The word "Profit" marks the lines to find; copy every such line from the data below.
----- Records shown
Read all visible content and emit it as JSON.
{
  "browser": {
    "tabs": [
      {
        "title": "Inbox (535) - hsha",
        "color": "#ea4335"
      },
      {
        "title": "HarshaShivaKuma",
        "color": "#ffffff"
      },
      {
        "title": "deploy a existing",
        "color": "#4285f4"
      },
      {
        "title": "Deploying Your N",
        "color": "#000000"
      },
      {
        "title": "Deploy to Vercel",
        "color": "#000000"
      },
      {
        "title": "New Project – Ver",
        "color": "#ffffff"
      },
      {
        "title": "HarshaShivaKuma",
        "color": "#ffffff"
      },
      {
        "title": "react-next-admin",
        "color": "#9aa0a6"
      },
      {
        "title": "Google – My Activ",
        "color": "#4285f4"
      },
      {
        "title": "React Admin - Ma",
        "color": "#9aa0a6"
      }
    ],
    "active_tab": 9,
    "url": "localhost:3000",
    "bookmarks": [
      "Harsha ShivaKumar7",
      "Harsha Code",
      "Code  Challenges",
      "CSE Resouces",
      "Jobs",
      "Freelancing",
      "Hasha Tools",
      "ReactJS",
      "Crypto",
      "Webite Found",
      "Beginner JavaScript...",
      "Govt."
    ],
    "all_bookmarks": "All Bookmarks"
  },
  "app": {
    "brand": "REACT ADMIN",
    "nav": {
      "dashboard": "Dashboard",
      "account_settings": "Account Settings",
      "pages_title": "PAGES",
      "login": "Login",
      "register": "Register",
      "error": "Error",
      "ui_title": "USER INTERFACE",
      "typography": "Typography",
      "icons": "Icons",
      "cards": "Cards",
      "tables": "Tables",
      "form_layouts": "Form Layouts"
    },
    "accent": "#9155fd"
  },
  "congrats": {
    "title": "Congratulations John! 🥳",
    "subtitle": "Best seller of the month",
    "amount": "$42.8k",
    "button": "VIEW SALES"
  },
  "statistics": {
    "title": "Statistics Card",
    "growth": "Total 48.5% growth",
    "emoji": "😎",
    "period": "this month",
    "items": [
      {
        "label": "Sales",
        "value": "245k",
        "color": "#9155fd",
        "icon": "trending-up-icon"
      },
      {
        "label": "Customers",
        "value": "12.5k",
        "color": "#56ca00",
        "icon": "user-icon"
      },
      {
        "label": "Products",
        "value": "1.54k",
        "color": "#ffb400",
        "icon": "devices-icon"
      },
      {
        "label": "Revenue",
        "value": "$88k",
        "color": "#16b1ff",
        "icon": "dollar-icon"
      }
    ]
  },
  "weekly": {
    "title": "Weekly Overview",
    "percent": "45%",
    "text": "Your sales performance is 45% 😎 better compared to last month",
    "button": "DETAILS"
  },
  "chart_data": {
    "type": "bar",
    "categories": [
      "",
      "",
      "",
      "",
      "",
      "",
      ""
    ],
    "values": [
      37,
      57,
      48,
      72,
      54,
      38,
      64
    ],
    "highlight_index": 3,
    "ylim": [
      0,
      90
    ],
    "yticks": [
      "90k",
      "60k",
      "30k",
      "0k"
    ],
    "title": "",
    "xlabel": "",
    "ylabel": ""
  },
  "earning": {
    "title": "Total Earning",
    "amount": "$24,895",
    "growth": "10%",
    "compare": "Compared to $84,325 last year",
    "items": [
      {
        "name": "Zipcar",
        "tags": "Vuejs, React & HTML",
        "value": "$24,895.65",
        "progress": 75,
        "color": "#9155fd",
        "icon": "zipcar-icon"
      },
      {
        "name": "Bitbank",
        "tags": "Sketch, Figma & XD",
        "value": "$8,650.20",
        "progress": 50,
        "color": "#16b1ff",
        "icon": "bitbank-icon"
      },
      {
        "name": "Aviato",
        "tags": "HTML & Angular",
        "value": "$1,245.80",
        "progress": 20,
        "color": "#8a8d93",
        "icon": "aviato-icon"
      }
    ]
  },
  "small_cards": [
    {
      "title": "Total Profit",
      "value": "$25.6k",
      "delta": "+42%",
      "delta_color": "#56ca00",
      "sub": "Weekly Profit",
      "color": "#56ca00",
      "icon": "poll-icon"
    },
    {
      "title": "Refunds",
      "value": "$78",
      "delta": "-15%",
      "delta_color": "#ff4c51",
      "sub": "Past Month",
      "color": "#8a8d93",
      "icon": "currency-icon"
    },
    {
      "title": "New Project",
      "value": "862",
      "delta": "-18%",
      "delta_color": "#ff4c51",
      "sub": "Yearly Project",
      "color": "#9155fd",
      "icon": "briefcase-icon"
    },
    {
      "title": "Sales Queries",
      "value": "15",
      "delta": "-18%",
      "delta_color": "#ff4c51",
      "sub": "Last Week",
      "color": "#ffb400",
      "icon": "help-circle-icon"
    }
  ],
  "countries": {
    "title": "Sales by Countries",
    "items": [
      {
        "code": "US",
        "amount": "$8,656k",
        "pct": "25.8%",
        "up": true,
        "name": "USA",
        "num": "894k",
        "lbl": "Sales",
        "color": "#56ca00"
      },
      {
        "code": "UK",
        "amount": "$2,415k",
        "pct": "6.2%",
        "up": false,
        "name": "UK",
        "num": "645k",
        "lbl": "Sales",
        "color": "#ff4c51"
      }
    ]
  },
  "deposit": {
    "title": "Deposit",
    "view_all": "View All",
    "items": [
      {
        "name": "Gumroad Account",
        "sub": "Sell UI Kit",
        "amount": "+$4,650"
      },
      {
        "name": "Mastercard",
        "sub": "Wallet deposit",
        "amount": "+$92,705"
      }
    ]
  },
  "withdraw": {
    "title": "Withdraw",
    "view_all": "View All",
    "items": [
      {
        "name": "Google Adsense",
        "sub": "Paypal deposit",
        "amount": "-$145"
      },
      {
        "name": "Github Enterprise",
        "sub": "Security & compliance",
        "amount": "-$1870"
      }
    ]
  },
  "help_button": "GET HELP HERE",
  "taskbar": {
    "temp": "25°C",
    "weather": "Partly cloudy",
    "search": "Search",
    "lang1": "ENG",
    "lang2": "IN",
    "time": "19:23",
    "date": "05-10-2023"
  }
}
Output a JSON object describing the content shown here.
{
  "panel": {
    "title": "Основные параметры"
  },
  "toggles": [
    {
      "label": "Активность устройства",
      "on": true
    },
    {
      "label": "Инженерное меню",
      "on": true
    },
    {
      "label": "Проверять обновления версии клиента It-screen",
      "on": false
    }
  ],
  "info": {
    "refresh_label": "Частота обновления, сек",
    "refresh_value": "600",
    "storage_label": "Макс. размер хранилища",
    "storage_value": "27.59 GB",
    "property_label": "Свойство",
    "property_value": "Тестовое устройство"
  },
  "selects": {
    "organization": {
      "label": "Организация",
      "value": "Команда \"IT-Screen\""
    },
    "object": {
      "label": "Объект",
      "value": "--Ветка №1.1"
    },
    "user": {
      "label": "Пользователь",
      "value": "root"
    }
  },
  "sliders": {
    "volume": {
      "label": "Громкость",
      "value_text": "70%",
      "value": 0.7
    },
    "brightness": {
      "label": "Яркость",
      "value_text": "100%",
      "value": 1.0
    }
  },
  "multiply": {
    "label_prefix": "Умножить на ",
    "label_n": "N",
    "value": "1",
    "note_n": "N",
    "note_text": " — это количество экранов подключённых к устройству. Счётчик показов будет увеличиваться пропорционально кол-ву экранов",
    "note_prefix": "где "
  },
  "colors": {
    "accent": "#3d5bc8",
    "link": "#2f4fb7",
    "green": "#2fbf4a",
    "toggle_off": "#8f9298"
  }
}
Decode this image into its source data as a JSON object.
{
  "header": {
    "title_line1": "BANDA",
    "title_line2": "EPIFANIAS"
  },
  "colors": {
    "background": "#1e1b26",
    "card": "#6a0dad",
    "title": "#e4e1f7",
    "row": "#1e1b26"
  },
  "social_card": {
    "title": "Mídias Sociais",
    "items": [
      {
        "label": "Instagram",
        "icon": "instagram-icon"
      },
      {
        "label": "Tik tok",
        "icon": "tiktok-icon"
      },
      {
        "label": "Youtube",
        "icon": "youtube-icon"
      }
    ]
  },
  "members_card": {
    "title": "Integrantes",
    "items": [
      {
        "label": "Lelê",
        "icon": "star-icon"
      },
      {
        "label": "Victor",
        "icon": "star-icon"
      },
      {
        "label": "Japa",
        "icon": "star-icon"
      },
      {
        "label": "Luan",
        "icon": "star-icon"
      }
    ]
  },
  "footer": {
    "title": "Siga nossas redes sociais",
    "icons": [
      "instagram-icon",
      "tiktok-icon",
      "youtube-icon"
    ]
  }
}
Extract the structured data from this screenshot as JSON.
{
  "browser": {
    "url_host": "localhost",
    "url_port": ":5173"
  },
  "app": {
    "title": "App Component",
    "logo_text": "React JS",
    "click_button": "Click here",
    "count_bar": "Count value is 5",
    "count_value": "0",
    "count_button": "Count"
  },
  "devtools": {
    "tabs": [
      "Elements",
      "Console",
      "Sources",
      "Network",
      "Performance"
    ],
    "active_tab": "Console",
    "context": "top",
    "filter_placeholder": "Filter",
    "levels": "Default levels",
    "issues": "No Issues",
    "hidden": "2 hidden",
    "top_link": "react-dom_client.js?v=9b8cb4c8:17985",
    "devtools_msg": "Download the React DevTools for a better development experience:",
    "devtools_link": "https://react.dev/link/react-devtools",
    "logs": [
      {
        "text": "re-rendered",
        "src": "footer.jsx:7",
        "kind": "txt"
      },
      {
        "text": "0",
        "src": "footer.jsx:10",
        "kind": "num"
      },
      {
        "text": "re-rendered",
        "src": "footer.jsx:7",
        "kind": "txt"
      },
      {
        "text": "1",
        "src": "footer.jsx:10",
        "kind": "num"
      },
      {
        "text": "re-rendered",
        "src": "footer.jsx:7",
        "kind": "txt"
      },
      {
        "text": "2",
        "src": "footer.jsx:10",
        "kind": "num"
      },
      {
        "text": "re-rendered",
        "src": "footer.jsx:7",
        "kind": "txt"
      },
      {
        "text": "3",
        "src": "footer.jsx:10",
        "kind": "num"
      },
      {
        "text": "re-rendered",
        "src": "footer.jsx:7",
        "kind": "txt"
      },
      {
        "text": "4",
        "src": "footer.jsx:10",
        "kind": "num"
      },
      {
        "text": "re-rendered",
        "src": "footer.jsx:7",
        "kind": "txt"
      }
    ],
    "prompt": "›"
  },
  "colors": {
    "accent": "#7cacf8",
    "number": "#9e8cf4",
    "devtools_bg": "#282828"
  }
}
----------
• Answer section:
      "title": "Total Profit",
      "sub": "Weekly Profit",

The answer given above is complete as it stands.